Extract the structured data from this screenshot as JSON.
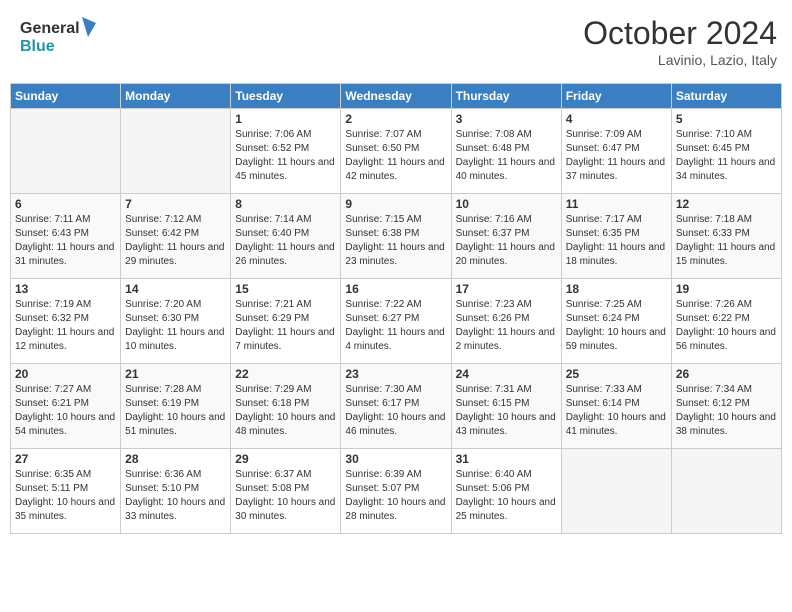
{
  "header": {
    "logo_line1": "General",
    "logo_line2": "Blue",
    "month": "October 2024",
    "location": "Lavinio, Lazio, Italy"
  },
  "days_of_week": [
    "Sunday",
    "Monday",
    "Tuesday",
    "Wednesday",
    "Thursday",
    "Friday",
    "Saturday"
  ],
  "weeks": [
    [
      {
        "day": "",
        "info": ""
      },
      {
        "day": "",
        "info": ""
      },
      {
        "day": "1",
        "info": "Sunrise: 7:06 AM\nSunset: 6:52 PM\nDaylight: 11 hours and 45 minutes."
      },
      {
        "day": "2",
        "info": "Sunrise: 7:07 AM\nSunset: 6:50 PM\nDaylight: 11 hours and 42 minutes."
      },
      {
        "day": "3",
        "info": "Sunrise: 7:08 AM\nSunset: 6:48 PM\nDaylight: 11 hours and 40 minutes."
      },
      {
        "day": "4",
        "info": "Sunrise: 7:09 AM\nSunset: 6:47 PM\nDaylight: 11 hours and 37 minutes."
      },
      {
        "day": "5",
        "info": "Sunrise: 7:10 AM\nSunset: 6:45 PM\nDaylight: 11 hours and 34 minutes."
      }
    ],
    [
      {
        "day": "6",
        "info": "Sunrise: 7:11 AM\nSunset: 6:43 PM\nDaylight: 11 hours and 31 minutes."
      },
      {
        "day": "7",
        "info": "Sunrise: 7:12 AM\nSunset: 6:42 PM\nDaylight: 11 hours and 29 minutes."
      },
      {
        "day": "8",
        "info": "Sunrise: 7:14 AM\nSunset: 6:40 PM\nDaylight: 11 hours and 26 minutes."
      },
      {
        "day": "9",
        "info": "Sunrise: 7:15 AM\nSunset: 6:38 PM\nDaylight: 11 hours and 23 minutes."
      },
      {
        "day": "10",
        "info": "Sunrise: 7:16 AM\nSunset: 6:37 PM\nDaylight: 11 hours and 20 minutes."
      },
      {
        "day": "11",
        "info": "Sunrise: 7:17 AM\nSunset: 6:35 PM\nDaylight: 11 hours and 18 minutes."
      },
      {
        "day": "12",
        "info": "Sunrise: 7:18 AM\nSunset: 6:33 PM\nDaylight: 11 hours and 15 minutes."
      }
    ],
    [
      {
        "day": "13",
        "info": "Sunrise: 7:19 AM\nSunset: 6:32 PM\nDaylight: 11 hours and 12 minutes."
      },
      {
        "day": "14",
        "info": "Sunrise: 7:20 AM\nSunset: 6:30 PM\nDaylight: 11 hours and 10 minutes."
      },
      {
        "day": "15",
        "info": "Sunrise: 7:21 AM\nSunset: 6:29 PM\nDaylight: 11 hours and 7 minutes."
      },
      {
        "day": "16",
        "info": "Sunrise: 7:22 AM\nSunset: 6:27 PM\nDaylight: 11 hours and 4 minutes."
      },
      {
        "day": "17",
        "info": "Sunrise: 7:23 AM\nSunset: 6:26 PM\nDaylight: 11 hours and 2 minutes."
      },
      {
        "day": "18",
        "info": "Sunrise: 7:25 AM\nSunset: 6:24 PM\nDaylight: 10 hours and 59 minutes."
      },
      {
        "day": "19",
        "info": "Sunrise: 7:26 AM\nSunset: 6:22 PM\nDaylight: 10 hours and 56 minutes."
      }
    ],
    [
      {
        "day": "20",
        "info": "Sunrise: 7:27 AM\nSunset: 6:21 PM\nDaylight: 10 hours and 54 minutes."
      },
      {
        "day": "21",
        "info": "Sunrise: 7:28 AM\nSunset: 6:19 PM\nDaylight: 10 hours and 51 minutes."
      },
      {
        "day": "22",
        "info": "Sunrise: 7:29 AM\nSunset: 6:18 PM\nDaylight: 10 hours and 48 minutes."
      },
      {
        "day": "23",
        "info": "Sunrise: 7:30 AM\nSunset: 6:17 PM\nDaylight: 10 hours and 46 minutes."
      },
      {
        "day": "24",
        "info": "Sunrise: 7:31 AM\nSunset: 6:15 PM\nDaylight: 10 hours and 43 minutes."
      },
      {
        "day": "25",
        "info": "Sunrise: 7:33 AM\nSunset: 6:14 PM\nDaylight: 10 hours and 41 minutes."
      },
      {
        "day": "26",
        "info": "Sunrise: 7:34 AM\nSunset: 6:12 PM\nDaylight: 10 hours and 38 minutes."
      }
    ],
    [
      {
        "day": "27",
        "info": "Sunrise: 6:35 AM\nSunset: 5:11 PM\nDaylight: 10 hours and 35 minutes."
      },
      {
        "day": "28",
        "info": "Sunrise: 6:36 AM\nSunset: 5:10 PM\nDaylight: 10 hours and 33 minutes."
      },
      {
        "day": "29",
        "info": "Sunrise: 6:37 AM\nSunset: 5:08 PM\nDaylight: 10 hours and 30 minutes."
      },
      {
        "day": "30",
        "info": "Sunrise: 6:39 AM\nSunset: 5:07 PM\nDaylight: 10 hours and 28 minutes."
      },
      {
        "day": "31",
        "info": "Sunrise: 6:40 AM\nSunset: 5:06 PM\nDaylight: 10 hours and 25 minutes."
      },
      {
        "day": "",
        "info": ""
      },
      {
        "day": "",
        "info": ""
      }
    ]
  ]
}
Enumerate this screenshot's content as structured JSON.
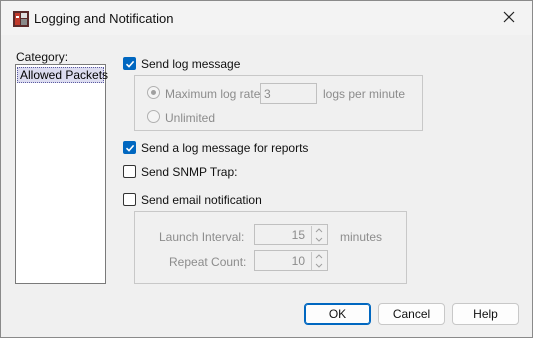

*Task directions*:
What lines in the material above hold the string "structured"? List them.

*The answer*:
Extract the structured data from this screenshot as JSON.
Enumerate this screenshot's content as structured JSON.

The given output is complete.